# [Records for processing]
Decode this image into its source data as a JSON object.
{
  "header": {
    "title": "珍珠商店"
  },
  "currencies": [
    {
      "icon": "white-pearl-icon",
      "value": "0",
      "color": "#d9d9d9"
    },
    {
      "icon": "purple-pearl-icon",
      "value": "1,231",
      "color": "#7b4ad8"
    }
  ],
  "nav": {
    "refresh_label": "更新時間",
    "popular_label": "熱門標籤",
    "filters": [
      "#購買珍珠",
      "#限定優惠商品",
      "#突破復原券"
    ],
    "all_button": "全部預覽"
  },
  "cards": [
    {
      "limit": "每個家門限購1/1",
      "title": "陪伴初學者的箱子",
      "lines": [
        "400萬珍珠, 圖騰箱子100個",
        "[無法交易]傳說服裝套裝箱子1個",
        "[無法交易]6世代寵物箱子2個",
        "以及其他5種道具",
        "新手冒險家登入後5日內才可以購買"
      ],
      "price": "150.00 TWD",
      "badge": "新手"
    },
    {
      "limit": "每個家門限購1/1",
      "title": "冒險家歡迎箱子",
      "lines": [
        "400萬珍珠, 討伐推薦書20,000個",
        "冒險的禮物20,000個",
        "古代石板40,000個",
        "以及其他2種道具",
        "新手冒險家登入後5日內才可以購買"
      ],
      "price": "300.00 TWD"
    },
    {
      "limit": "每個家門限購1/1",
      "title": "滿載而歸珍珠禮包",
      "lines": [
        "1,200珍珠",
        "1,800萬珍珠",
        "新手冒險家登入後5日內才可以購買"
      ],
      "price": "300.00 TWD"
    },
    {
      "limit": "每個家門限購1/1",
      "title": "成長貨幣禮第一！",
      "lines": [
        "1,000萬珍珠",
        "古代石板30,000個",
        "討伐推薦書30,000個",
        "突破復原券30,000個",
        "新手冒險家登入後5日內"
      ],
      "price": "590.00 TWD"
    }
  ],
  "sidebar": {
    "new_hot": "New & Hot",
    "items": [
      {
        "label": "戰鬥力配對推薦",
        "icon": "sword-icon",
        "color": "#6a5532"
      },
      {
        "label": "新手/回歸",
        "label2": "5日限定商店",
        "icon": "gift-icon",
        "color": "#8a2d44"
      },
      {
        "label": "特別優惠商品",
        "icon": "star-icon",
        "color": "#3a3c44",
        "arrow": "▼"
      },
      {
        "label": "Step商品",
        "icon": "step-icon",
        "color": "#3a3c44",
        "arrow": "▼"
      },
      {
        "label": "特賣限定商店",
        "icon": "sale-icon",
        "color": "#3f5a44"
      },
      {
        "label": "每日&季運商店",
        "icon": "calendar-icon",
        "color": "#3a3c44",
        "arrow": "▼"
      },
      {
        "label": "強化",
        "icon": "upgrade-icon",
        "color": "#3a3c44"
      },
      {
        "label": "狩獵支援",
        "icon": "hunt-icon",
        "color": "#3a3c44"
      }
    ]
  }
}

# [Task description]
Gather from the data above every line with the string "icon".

# [Task response]
      "icon": "white-pearl-icon",
      "icon": "purple-pearl-icon",
        "icon": "sword-icon",
        "icon": "gift-icon",
        "icon": "star-icon",
        "icon": "step-icon",
        "icon": "sale-icon",
        "icon": "calendar-icon",
        "icon": "upgrade-icon",
        "icon": "hunt-icon",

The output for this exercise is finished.